According to the Post's courtroom observer, the prosecution said that Bo Guagua's mother - who apparently did not use email - had been informed of the threatening communication by her aide, Zhang Xiaojun.
The court official said Ms Gu "had weaker self-control than normal people when she committed the crime".
While the official did not elaborate, the defendant is said elsewhere to have a history of depression.
In his account of the trial, Mr Zhao says Ms Gu initially planned to get rid of Mr Heywood by having him framed for drug-trafficking.
Mr Heywood would have been lured to Chongqing, the south-western city which served as her husband's power base at the time, and would have been shot dead while allegedly resisting arrest.
Chongqing's then chief of police, Wang Lijun - her husband's right-hand man - was involved in this plan initially but later pulled out, Mr Zhao records.
Ms Gu's aide, Mr Zhang, met Mr Heywood in the capital, Beijing, and escorted him to Chongqing for a meeting at a hotel villa with Ms Gu on 13 November.
From the account of the Post's courtroom observer, quoting the prosecution, Ms Gu prepared a poisoned drink using rat poison containing cyanide.
It was alleged that she had had a local party official obtain the poison from a local vendor, who was also later arrested, the Post's courtroom observer says.
Mr Zhao records that Ms Gu discussed her new murder plot with Police Chief Wang on the afternoon of 13 November.
The poisoned drink was entrusted to her aide, Mr Zhang, to bring to the hotel, the court official said in his statement. Ms Gu ordered her driver to buy a bottle of whisky, writes Mr Zhao.
At their meeting in a villa of the Nanshan Lijing Holiday Hotel, Mr Heywood and Ms Gu drank the whisky, sources concur.
Mr Heywood got drunk and became ill, whereupon Ms Gu phoned for Mr Zhang to come into the villa, the Post's source says.
"When Zhang entered, Heywood, who had fallen down, vomited, soiling Zhang's shirt, and then Heywood asked for water," the source says, quoting the prosecution.
"Zhang helped Heywood into bed, Gu poured the poison mixed with water into his mouth and they left."
In his version of the evidence presented to the court, Mr Zhao writes: "Neil Heywood, thrown up, barely conscious.
"Zhang Xiaojun entered the room, gave the bottle of poison to Gu Kailai, and helped Neil Heywood into bed from the toilet.
"As Neil Heywood asked for water, Gu Kailai fed him with the poison. Then she sprayed some drugs in the room so that people might think Neil Heywood was a drug trafficker."
When Ms Gu and Mr Zhang had established Mr Heywood no longer had a pulse, they left the room, hung a "do not disturb" sign and told [officials] at the hotel that he was drunk," Mr Zhao adds.
According to the court official who briefed reporters after the trial, both Ms Gu and Mr Zhang "did not raise objections to the accusations of intentional homicide".
Both Mr Zhao and the Washington Post's source say Ms Gu confessed to Mr Wang the day after the murder, 14 November.

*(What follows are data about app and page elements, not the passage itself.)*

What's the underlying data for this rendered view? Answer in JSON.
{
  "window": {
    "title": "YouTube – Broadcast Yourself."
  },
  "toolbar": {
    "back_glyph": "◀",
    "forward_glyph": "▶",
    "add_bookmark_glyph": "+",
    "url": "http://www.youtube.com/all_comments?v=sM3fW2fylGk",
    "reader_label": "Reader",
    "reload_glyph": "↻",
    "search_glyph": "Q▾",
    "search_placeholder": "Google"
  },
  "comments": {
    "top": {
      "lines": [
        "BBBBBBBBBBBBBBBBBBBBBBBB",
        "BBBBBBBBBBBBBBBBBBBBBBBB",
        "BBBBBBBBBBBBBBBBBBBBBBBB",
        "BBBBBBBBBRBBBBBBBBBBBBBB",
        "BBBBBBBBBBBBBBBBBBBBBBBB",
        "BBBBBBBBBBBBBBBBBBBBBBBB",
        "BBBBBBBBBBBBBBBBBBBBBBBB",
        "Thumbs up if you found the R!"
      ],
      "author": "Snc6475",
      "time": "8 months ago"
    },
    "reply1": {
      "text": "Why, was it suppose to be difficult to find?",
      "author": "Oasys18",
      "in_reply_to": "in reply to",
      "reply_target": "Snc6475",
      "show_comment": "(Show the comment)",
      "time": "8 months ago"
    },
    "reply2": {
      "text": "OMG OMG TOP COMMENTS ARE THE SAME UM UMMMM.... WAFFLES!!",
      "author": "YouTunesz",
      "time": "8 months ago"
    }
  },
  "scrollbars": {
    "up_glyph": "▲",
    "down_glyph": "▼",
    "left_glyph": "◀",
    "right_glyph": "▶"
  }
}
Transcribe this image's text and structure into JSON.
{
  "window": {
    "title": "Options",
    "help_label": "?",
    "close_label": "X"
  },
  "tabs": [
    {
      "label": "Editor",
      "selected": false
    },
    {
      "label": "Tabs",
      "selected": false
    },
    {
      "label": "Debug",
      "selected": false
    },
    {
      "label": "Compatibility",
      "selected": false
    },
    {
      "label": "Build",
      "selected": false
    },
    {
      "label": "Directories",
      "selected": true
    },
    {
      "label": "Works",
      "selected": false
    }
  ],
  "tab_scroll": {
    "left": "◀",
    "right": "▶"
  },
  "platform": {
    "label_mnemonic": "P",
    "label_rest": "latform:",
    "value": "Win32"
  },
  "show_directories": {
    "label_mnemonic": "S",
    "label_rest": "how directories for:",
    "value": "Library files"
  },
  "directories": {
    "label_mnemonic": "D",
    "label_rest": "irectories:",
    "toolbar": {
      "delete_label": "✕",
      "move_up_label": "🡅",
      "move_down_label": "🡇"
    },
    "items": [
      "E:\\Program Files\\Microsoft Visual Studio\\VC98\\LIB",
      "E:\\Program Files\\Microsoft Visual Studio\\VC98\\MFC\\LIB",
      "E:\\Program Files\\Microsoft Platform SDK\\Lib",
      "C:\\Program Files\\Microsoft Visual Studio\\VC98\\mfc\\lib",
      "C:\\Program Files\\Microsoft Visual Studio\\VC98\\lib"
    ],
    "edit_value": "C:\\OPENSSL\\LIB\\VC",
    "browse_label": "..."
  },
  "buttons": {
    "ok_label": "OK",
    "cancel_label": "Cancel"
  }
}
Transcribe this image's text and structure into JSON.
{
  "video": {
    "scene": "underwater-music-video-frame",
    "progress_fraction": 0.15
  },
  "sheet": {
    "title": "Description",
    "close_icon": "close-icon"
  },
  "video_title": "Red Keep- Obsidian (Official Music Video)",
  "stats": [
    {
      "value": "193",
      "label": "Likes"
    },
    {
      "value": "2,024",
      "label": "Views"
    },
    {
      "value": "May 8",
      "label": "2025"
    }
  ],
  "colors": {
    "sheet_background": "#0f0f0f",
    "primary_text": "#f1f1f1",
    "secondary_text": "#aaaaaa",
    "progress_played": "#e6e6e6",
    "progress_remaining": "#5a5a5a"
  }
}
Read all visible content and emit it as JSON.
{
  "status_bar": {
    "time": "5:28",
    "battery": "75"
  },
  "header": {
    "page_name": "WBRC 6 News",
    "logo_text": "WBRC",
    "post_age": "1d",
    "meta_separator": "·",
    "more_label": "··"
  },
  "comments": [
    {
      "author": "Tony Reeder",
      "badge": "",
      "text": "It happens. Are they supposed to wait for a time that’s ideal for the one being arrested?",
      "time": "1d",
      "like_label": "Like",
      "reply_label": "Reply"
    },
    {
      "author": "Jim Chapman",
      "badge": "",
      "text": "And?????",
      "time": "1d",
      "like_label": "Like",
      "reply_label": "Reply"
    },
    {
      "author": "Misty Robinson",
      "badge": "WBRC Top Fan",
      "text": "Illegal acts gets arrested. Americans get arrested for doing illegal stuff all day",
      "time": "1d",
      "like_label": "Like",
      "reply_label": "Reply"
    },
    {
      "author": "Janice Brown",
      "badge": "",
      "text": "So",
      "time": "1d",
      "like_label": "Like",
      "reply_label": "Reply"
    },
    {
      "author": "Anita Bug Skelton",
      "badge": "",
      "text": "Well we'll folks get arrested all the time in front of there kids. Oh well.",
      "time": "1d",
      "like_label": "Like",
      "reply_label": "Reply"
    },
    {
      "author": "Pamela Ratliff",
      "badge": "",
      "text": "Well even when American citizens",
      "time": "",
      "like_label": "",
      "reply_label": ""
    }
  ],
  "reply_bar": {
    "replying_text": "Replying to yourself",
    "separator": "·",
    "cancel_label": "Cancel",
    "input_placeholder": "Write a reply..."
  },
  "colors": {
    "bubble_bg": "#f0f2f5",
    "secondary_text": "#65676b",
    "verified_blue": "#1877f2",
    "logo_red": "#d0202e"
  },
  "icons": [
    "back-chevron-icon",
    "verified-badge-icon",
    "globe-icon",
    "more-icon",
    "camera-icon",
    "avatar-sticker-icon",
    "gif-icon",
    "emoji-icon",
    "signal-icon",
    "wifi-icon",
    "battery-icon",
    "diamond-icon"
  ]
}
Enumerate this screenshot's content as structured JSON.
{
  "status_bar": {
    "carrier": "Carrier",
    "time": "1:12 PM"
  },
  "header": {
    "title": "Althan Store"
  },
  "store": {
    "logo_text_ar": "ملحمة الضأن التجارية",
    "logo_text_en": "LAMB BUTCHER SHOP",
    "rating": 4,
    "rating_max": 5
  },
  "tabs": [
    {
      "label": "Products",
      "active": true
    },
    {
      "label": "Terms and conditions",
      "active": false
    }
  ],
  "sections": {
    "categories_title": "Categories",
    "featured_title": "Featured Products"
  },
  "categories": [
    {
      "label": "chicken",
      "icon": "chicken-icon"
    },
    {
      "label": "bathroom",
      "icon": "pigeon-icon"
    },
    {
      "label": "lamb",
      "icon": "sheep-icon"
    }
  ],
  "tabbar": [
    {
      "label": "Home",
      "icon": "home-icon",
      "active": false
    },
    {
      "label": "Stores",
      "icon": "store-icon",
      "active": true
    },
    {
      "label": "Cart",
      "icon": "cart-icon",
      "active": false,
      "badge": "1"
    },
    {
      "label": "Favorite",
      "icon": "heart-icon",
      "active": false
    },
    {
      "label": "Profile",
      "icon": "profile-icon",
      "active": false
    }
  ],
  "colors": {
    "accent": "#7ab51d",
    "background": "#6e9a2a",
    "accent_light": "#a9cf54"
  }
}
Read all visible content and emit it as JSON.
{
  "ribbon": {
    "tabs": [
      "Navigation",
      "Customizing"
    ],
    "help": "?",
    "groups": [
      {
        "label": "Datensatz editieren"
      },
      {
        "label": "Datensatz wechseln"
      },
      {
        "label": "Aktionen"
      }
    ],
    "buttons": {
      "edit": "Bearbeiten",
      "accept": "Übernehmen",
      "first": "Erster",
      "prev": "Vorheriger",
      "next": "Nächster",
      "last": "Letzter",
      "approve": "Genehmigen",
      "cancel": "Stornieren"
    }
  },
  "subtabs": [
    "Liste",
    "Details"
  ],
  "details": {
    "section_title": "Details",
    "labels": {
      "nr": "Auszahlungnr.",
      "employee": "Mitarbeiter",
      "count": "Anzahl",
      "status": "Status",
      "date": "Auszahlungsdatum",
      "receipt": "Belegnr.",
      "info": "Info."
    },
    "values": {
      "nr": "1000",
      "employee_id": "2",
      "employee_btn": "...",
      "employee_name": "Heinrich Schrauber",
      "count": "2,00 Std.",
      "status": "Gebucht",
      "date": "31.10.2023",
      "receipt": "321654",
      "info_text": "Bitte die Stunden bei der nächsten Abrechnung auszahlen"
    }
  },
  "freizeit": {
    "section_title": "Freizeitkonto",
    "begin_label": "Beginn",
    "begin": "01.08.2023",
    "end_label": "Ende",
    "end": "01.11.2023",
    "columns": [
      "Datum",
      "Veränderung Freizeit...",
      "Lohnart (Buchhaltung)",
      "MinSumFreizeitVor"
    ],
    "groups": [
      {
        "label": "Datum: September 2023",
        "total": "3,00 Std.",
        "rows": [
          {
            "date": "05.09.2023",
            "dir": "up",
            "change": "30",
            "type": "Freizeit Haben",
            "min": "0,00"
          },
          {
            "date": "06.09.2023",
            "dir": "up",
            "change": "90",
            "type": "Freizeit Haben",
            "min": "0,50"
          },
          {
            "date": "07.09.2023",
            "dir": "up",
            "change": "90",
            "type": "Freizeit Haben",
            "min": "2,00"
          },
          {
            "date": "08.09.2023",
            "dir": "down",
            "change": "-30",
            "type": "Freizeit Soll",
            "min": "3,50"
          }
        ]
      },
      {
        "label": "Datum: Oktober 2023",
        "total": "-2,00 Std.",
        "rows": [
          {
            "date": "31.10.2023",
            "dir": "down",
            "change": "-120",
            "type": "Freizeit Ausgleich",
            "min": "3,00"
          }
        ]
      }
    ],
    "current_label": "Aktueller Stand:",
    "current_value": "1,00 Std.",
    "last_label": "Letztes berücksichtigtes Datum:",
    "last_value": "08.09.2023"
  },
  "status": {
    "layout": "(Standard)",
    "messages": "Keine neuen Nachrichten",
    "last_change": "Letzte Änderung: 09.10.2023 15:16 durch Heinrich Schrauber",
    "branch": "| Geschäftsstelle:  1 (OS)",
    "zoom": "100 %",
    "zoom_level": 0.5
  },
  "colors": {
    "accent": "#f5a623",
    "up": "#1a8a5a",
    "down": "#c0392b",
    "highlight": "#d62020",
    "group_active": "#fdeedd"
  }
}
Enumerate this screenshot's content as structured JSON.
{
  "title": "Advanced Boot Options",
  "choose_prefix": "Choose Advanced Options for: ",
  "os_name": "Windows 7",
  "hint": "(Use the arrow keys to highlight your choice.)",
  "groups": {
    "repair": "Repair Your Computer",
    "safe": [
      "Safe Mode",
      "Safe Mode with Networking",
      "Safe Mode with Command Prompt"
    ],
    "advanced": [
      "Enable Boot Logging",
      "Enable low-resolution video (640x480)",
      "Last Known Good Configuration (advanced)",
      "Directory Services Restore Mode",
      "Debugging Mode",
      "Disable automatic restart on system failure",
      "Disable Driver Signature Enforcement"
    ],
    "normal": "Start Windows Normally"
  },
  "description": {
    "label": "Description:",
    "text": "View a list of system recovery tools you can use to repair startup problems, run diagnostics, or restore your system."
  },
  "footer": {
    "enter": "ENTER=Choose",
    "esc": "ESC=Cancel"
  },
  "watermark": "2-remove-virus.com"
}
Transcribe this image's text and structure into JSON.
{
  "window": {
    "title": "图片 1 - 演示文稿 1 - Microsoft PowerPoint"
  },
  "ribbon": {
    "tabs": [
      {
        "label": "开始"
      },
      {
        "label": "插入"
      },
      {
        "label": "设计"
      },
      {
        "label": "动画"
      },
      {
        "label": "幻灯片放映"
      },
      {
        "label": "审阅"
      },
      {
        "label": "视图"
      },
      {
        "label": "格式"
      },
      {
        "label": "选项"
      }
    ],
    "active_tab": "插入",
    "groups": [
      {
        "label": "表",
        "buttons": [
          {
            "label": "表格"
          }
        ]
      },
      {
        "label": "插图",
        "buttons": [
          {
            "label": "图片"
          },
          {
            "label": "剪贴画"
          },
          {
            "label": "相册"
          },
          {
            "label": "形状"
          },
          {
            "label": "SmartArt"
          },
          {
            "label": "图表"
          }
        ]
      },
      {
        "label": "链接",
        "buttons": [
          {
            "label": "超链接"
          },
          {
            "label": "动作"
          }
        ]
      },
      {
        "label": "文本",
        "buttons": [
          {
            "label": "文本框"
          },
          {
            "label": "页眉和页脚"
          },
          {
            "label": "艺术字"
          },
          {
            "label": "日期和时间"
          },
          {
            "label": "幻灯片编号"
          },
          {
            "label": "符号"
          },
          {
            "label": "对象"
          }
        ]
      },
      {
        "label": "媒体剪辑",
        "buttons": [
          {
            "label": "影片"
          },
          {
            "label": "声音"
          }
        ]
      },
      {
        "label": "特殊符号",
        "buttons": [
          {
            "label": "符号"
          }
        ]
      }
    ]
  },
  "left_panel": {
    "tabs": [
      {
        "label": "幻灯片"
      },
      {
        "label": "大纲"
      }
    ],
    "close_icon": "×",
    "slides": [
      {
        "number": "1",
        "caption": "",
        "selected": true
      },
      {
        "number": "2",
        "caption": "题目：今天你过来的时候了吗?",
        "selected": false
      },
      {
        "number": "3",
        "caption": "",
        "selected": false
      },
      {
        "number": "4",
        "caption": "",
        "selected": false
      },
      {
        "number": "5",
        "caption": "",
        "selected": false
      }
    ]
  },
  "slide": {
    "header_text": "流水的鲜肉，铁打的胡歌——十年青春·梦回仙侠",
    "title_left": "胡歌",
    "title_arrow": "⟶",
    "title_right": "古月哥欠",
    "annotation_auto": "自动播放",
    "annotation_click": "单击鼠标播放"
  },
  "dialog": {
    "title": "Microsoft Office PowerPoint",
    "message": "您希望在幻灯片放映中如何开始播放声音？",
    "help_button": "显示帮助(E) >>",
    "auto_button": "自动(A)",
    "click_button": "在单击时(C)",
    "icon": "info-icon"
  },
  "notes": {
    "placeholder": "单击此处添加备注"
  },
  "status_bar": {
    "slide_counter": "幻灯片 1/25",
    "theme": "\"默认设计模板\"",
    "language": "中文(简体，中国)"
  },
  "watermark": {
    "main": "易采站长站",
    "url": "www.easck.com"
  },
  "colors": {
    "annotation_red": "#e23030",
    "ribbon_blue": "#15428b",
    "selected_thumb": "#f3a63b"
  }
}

The Chongqing police chief is said to have secretly recorded their conversation.
Mr Heywood's body was not discovered by hotel staff until 15 November, when they called the police, Mr Zhao records. The police chief, he writes, ordered forensic evidence to be gathered.
However, no action appears to have been taken against Ms Gu until April.
By that time Mr Wang had fallen out with Bo Xilai and had been arrested by Chinese security agents after contacting a US consulate in an apparent attempt to expose the cover-up of the murder.
Investigators initially concluded that Mr Heywood had died of a heart attack and no post-mortem examination was performed on his body, which was cremated.
However, blood samples were taken from his heart, the Post's courtroom observer quotes the prosecution as saying.
Police laboratories in Chongqing tested the blood twice for traces of poison but the results were negative, the prosecution reportedly said.
However, a scientist from China's ministry of public security told the trial he had tested the blood again in April and his analysis had confirmed the presence of poison, the Washington Post's source records.